Records drawn from a dataset:
_ _ _

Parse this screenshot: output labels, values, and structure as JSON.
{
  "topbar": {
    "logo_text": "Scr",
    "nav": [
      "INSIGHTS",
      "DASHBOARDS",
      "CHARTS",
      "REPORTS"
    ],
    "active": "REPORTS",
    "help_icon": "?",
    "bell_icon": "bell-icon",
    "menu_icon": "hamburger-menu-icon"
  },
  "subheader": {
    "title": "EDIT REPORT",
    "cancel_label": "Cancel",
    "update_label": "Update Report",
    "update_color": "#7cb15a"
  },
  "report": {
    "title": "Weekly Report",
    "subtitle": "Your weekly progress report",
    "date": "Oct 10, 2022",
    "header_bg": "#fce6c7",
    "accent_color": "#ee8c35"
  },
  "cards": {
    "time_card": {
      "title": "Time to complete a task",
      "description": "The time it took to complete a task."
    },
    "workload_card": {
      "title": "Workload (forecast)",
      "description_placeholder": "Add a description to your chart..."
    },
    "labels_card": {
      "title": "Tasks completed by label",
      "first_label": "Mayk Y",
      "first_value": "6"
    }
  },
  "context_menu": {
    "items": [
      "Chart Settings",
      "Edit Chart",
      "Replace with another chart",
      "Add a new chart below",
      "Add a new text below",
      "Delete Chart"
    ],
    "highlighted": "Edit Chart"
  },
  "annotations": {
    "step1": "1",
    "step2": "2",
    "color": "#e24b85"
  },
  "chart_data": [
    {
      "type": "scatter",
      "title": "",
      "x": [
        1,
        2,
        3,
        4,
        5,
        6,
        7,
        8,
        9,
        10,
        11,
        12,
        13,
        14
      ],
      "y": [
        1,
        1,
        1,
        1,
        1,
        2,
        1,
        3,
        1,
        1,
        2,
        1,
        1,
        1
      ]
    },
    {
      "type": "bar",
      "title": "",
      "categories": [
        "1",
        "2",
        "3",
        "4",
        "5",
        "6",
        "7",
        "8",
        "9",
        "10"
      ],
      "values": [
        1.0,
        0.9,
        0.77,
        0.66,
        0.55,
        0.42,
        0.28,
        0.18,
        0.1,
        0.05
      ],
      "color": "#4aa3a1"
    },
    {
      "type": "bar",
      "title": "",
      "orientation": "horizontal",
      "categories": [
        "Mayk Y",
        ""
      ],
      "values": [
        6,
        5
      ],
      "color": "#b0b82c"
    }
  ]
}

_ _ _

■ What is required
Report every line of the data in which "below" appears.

■ Task result
      "Add a new chart below",
      "Add a new text below",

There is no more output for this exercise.